Featuring Mazda’s unique Spark Controlled Compression Ignition technology, Skyactiv-X is the world’s first production petrol engine to exploit the benefits of compression ignition.
Providing drivers with the free-revving performance of a petrol engine combined with greater efficiency, the 2.0 litre four-cylinder 180 hp Skyactiv-X engine features the highest compression ratio for a production petrol engine in the world, while its lean burn capabilities ensure outstanding fuel economy and low emissions.

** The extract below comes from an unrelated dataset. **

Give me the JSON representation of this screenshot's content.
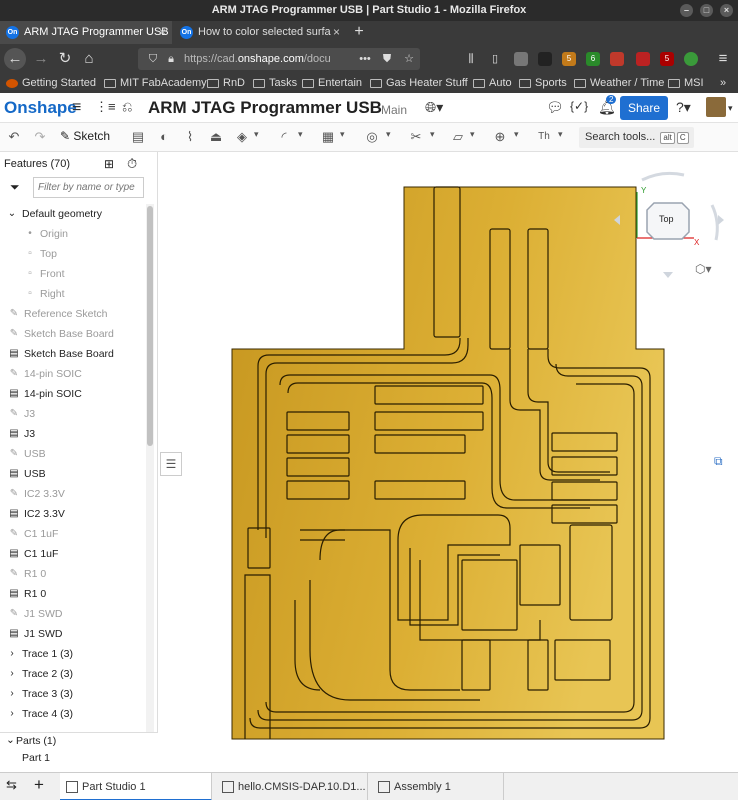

Behind the wheel of the 180 hp Mazda3 five-door hatchback it’s a delightful experience with the power instantly available, the pull is strong and continuous and the gearchanges are velvet-smooth. It really is a different driving experience from most similar sized petrol engines, even from prestigious marques.
It often felt a bigger-sized engine, so smooth and eager were its responses, and its economy was very good while emissions were also very low. That engine refinement continued through the six-speed gearbox and lever which was conveniently positioned and had a light direct action with a smooth and progressive clutch underfoot. The throttle was neatly weighted and the footbrake was strong with good feedback contrasting with the electronic parking brake and its on/off feel.
Secondary controls all fell to hand and fingers without groping but there’s a lot to take in and markings may be on the small side for some older eyes, not helped by an overwhelmingly black interior finish throughout.
By contrast, the driver’s display in front was very big, clear and easy to read and included a selectable panel of information. A modest sized screen to the left and over the central console was the infotainment display which operated with a mixture of touch-screen and large control knob behind the gearlever. This display could be quickly changed and refreshed.
Thankfully, the car’s heating and ventilation was controlled by rotary and push buttons immediately below the central screen and it worked very well, quickly, comprehensively and thoroughly for all occupants to benefit. Powered windows were quick on the four doors.
For driver and passengers the access was unobstructed, the seats neatly shaped and supporting all but the most long-legged occupants. I appreciated their variable heating ability with heated wheel on some cold days. The front pair had a reasonable range of adjustment including power lumber for the driver but their actual buttons for adjustments were on the small side. Leg, shoulder and headroom were good.
Visibility was good to front and sides with good headlights and wipers but over the shoulder when pulling out or reversing it was more restricted by the roof pillars, and the rear window was shallow.
The engine noise was muted most of the time, became a bit thrashy with rising revs through the gears but once cruising on the motorway it was more composed. What was always present was a distant road rumble and sometimes a pothole could be heard.
In fairness the impact was rarely felt and the Mazda3 did ride very well over nearly every road we used. Mazda3 links with its family stable of sporting convertibles and coupés could explain the precision of its handling, its grip, its vice-free character, and reassuring confidence on the road.
This likeable Mazda really has a lot going for it with nothing seriously detracting, so no wonder it’s been pulling in the awards.
For: Very refined powertrain with good delivery and economy, sharp handling and strong brakes, comfortable ride.
Mini Milestones and Wheels-Alive Tech. Spec. in Brief:
Mazda3 2.0GT Sport Hatchback 180 hp.
Price: £27,465 as tested.
Mechanical: 180 hp, four cylinder, 2.0 litre, petrol hybrid engine, six speed manual gearbox.
Performance: 134 mph, 0–62 mph 8.2 seconds.
Fuel consumption: Combined cycle 45 mpg.
Emissions and taxation: CO2 emissions 103 g/km, VED First Year road tax £150 then £145 Standard rate, BiK company car tax 24%.
Insurance Group: 23E.
Warranty: Three years/60,000 miles.
Dimensions: L 4.46 m (14.63 ft), W 1.80 m (5.91 ft), H 1.44 m (4.72 ft), boot space 358 litres (12.64 cu.ft), five doors/five seats.